● **TO DO**
From the entries below, return every line that includes the word "label".

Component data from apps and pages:
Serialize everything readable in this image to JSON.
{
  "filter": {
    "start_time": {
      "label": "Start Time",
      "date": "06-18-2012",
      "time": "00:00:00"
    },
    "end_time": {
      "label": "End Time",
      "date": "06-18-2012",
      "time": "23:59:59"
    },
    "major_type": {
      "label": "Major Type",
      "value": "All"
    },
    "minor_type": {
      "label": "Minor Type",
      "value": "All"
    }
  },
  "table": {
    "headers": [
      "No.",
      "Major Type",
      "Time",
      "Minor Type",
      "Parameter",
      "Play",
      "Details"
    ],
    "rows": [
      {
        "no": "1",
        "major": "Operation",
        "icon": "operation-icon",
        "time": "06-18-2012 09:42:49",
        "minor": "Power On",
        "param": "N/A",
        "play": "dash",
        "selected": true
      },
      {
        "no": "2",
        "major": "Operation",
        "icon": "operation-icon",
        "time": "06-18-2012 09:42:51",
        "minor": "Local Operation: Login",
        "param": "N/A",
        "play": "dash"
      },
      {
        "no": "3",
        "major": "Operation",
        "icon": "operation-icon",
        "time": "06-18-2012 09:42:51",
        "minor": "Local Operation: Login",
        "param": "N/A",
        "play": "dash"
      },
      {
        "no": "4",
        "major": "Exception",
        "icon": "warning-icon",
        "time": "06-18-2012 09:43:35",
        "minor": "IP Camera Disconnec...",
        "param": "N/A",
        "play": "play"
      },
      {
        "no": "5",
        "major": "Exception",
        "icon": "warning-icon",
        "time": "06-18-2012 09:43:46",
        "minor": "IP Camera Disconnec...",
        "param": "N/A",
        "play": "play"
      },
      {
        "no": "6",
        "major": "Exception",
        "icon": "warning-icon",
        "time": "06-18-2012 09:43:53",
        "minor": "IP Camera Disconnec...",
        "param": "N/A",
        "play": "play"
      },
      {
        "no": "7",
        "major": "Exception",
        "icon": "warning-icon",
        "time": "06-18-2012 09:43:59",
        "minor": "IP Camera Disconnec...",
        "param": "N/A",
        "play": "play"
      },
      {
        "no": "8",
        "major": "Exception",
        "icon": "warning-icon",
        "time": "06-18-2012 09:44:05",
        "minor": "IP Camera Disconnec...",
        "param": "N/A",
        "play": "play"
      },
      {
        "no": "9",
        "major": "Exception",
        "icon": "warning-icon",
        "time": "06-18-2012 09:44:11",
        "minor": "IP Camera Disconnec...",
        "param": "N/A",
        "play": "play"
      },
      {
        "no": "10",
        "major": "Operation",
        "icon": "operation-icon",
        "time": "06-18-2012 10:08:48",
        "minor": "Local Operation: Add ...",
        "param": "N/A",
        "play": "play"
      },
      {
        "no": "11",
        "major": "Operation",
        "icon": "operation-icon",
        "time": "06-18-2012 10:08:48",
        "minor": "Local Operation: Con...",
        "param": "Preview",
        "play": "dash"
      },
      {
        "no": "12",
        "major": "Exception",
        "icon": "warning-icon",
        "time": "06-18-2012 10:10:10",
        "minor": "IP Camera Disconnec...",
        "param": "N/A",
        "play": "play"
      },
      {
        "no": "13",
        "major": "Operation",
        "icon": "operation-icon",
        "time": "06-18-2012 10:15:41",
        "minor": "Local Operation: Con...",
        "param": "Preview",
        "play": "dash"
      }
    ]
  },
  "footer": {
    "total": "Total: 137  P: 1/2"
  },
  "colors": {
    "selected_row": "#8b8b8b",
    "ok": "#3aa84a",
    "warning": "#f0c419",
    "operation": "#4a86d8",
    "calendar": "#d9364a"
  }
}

● **WRITTEN RESPONSE**
      "label": "Start Time",
      "label": "End Time",
      "label": "Major Type",
      "label": "Minor Type",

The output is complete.